[Start of Attachment]
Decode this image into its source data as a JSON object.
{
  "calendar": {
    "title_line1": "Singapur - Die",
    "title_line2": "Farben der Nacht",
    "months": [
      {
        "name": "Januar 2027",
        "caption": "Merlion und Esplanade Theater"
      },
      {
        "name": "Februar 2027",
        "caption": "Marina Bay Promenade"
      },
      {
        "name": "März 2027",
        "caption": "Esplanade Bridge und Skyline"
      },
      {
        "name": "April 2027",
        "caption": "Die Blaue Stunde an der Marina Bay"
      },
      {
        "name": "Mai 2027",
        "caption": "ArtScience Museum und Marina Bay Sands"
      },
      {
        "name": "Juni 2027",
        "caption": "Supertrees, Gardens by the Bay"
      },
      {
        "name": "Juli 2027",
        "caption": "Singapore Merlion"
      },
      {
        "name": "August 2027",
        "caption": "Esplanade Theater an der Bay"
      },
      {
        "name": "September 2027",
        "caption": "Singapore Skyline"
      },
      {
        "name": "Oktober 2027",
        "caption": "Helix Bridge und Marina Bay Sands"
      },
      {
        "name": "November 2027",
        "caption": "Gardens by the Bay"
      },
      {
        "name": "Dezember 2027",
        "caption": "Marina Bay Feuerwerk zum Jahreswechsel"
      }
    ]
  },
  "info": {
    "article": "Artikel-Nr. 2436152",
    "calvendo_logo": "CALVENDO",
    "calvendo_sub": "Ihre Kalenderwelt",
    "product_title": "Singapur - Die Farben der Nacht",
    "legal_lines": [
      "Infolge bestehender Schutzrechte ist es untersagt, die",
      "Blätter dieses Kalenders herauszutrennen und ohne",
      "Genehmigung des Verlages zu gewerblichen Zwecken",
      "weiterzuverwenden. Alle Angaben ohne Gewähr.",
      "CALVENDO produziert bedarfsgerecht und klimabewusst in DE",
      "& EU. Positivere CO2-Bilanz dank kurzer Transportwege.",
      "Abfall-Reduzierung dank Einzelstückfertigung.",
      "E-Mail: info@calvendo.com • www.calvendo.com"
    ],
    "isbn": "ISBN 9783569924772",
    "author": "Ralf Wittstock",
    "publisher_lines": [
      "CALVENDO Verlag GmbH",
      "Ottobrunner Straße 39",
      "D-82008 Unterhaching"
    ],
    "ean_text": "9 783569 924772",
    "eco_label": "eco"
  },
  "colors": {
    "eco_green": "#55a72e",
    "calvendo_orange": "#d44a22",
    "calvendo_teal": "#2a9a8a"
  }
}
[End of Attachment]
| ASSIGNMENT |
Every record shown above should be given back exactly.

| TASK ANSWER |
Decode this image into its source data as a JSON object.
{
  "calendar": {
    "title_line1": "Singapur - Die",
    "title_line2": "Farben der Nacht",
    "months": [
      {
        "name": "Januar 2027",
        "caption": "Merlion und Esplanade Theater"
      },
      {
        "name": "Februar 2027",
        "caption": "Marina Bay Promenade"
      },
      {
        "name": "März 2027",
        "caption": "Esplanade Bridge und Skyline"
      },
      {
        "name": "April 2027",
        "caption": "Die Blaue Stunde an der Marina Bay"
      },
      {
        "name": "Mai 2027",
        "caption": "ArtScience Museum und Marina Bay Sands"
      },
      {
        "name": "Juni 2027",
        "caption": "Supertrees, Gardens by the Bay"
      },
      {
        "name": "Juli 2027",
        "caption": "Singapore Merlion"
      },
      {
        "name": "August 2027",
        "caption": "Esplanade Theater an der Bay"
      },
      {
        "name": "September 2027",
        "caption": "Singapore Skyline"
      },
      {
        "name": "Oktober 2027",
        "caption": "Helix Bridge und Marina Bay Sands"
      },
      {
        "name": "November 2027",
        "caption": "Gardens by the Bay"
      },
      {
        "name": "Dezember 2027",
        "caption": "Marina Bay Feuerwerk zum Jahreswechsel"
      }
    ]
  },
  "info": {
    "article": "Artikel-Nr. 2436152",
    "calvendo_logo": "CALVENDO",
    "calvendo_sub": "Ihre Kalenderwelt",
    "product_title": "Singapur - Die Farben der Nacht",
    "legal_lines": [
      "Infolge bestehender Schutzrechte ist es untersagt, die",
      "Blätter dieses Kalenders herauszutrennen und ohne",
      "Genehmigung des Verlages zu gewerblichen Zwecken",
      "weiterzuverwenden. Alle Angaben ohne Gewähr.",
      "CALVENDO produziert bedarfsgerecht und klimabewusst in DE",
      "& EU. Positivere CO2-Bilanz dank kurzer Transportwege.",
      "Abfall-Reduzierung dank Einzelstückfertigung.",
      "E-Mail: info@calvendo.com • www.calvendo.com"
    ],
    "isbn": "ISBN 9783569924772",
    "author": "Ralf Wittstock",
    "publisher_lines": [
      "CALVENDO Verlag GmbH",
      "Ottobrunner Straße 39",
      "D-82008 Unterhaching"
    ],
    "ean_text": "9 783569 924772",
    "eco_label": "eco"
  },
  "colors": {
    "eco_green": "#55a72e",
    "calvendo_orange": "#d44a22",
    "calvendo_teal": "#2a9a8a"
  }
}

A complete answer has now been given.